Exercise:
The answer must consist of every line in the data below that holds the word "true".
Material to process Block Start
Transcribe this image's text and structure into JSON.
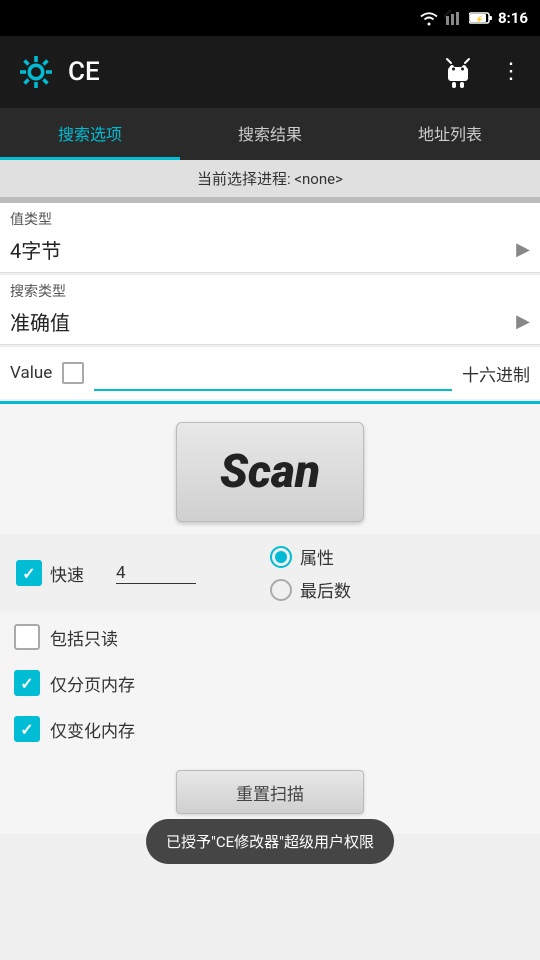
{
  "status_bar": {
    "time": "8:16"
  },
  "app_bar": {
    "title": "CE"
  },
  "tabs": {
    "items": [
      {
        "label": "搜索选项",
        "active": true
      },
      {
        "label": "搜索结果",
        "active": false
      },
      {
        "label": "地址列表",
        "active": false
      }
    ]
  },
  "process": {
    "label": "当前选择进程: <none>"
  },
  "value_type": {
    "label": "值类型",
    "value": "4字节"
  },
  "search_type": {
    "label": "搜索类型",
    "value": "准确值"
  },
  "value_row": {
    "label": "Value",
    "hex_label": "十六进制"
  },
  "scan_button": {
    "label": "Scan"
  },
  "options": {
    "fast_label": "快速",
    "fast_value": "4",
    "radio_items": [
      {
        "label": "属性",
        "selected": true
      },
      {
        "label": "最后数",
        "selected": false
      }
    ]
  },
  "checkboxes": [
    {
      "label": "包括只读",
      "checked": false
    },
    {
      "label": "仅分页内存",
      "checked": true
    },
    {
      "label": "仅变化内存",
      "checked": true
    }
  ],
  "toast": {
    "text": "已授予\"CE修改器\"超级用户权限"
  },
  "reset_button": {
    "label": "重置扫描"
  }
}
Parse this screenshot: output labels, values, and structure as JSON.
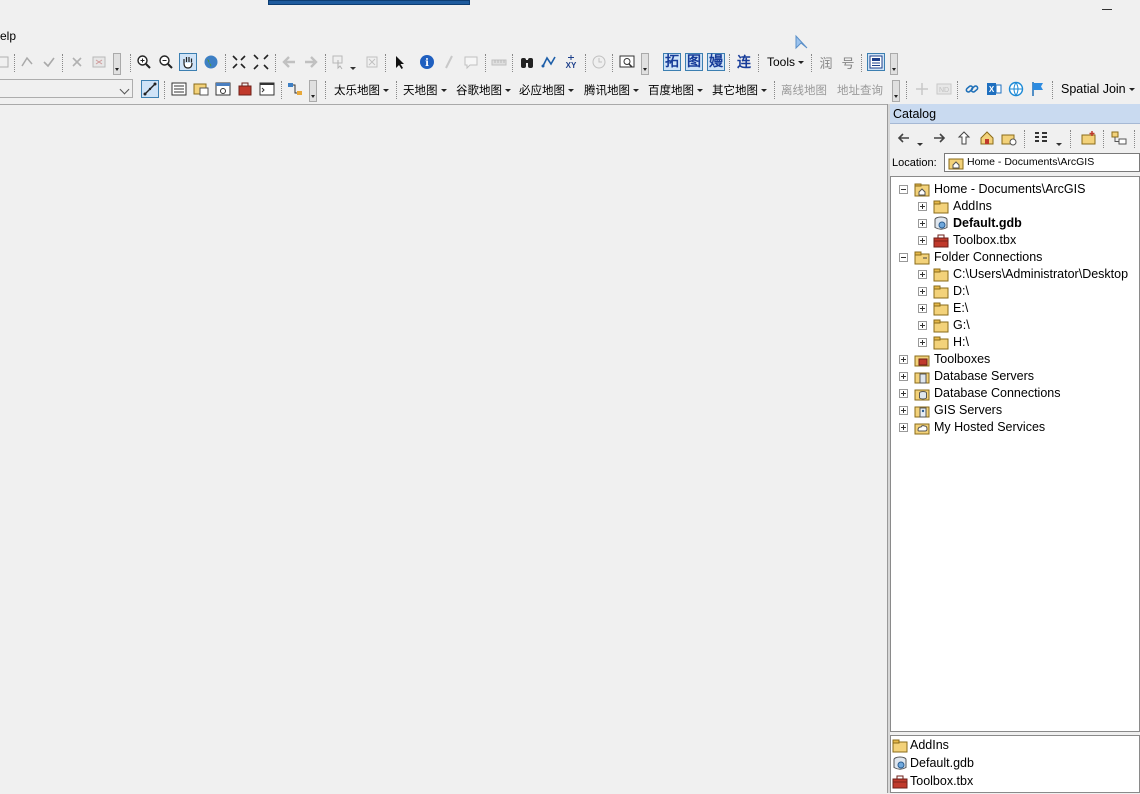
{
  "menu": {
    "help_partial": "elp"
  },
  "toolbar1": {
    "tools_label": "Tools",
    "cn_buttons": [
      "拓",
      "图",
      "嫚"
    ],
    "lian": "连",
    "runs": [
      "润",
      "号"
    ]
  },
  "toolbar2": {
    "basemaps": [
      "太乐地图",
      "天地图",
      "谷歌地图",
      "必应地图",
      "腾讯地图",
      "百度地图",
      "其它地图"
    ],
    "offline_map": "离线地图",
    "address_query": "地址查询",
    "spatial_join": "Spatial Join"
  },
  "catalog": {
    "title": "Catalog",
    "location_label": "Location:",
    "location_value": "Home - Documents\\ArcGIS",
    "tree": [
      {
        "label": "Home - Documents\\ArcGIS",
        "level": 0,
        "expanded": true,
        "icon": "home-folder-icon"
      },
      {
        "label": "AddIns",
        "level": 1,
        "expanded": false,
        "icon": "folder-icon"
      },
      {
        "label": "Default.gdb",
        "level": 1,
        "expanded": false,
        "icon": "geodatabase-icon",
        "bold": true
      },
      {
        "label": "Toolbox.tbx",
        "level": 1,
        "expanded": false,
        "icon": "toolbox-icon"
      },
      {
        "label": "Folder Connections",
        "level": 0,
        "expanded": true,
        "icon": "folder-connections-icon"
      },
      {
        "label": "C:\\Users\\Administrator\\Desktop",
        "level": 1,
        "expanded": false,
        "icon": "folder-icon"
      },
      {
        "label": "D:\\",
        "level": 1,
        "expanded": false,
        "icon": "folder-icon"
      },
      {
        "label": "E:\\",
        "level": 1,
        "expanded": false,
        "icon": "folder-icon"
      },
      {
        "label": "G:\\",
        "level": 1,
        "expanded": false,
        "icon": "folder-icon"
      },
      {
        "label": "H:\\",
        "level": 1,
        "expanded": false,
        "icon": "folder-icon"
      },
      {
        "label": "Toolboxes",
        "level": 0,
        "expanded": false,
        "icon": "toolboxes-icon"
      },
      {
        "label": "Database Servers",
        "level": 0,
        "expanded": false,
        "icon": "database-servers-icon"
      },
      {
        "label": "Database Connections",
        "level": 0,
        "expanded": false,
        "icon": "database-connections-icon"
      },
      {
        "label": "GIS Servers",
        "level": 0,
        "expanded": false,
        "icon": "gis-servers-icon"
      },
      {
        "label": "My Hosted Services",
        "level": 0,
        "expanded": false,
        "icon": "hosted-services-icon"
      }
    ],
    "contents": [
      {
        "label": "AddIns",
        "icon": "folder-icon"
      },
      {
        "label": "Default.gdb",
        "icon": "geodatabase-icon"
      },
      {
        "label": "Toolbox.tbx",
        "icon": "toolbox-icon"
      }
    ]
  },
  "colors": {
    "accent": "#3c7fb1",
    "catalog_header": "#c9daf0",
    "folder": "#e8c15a",
    "toolbox": "#c0392b"
  }
}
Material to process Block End
Your solution:
        "active": true
        "selected": true
      "checked": true
      "checked": true
        "expanded": true,
        "bold": true
        "expanded": true,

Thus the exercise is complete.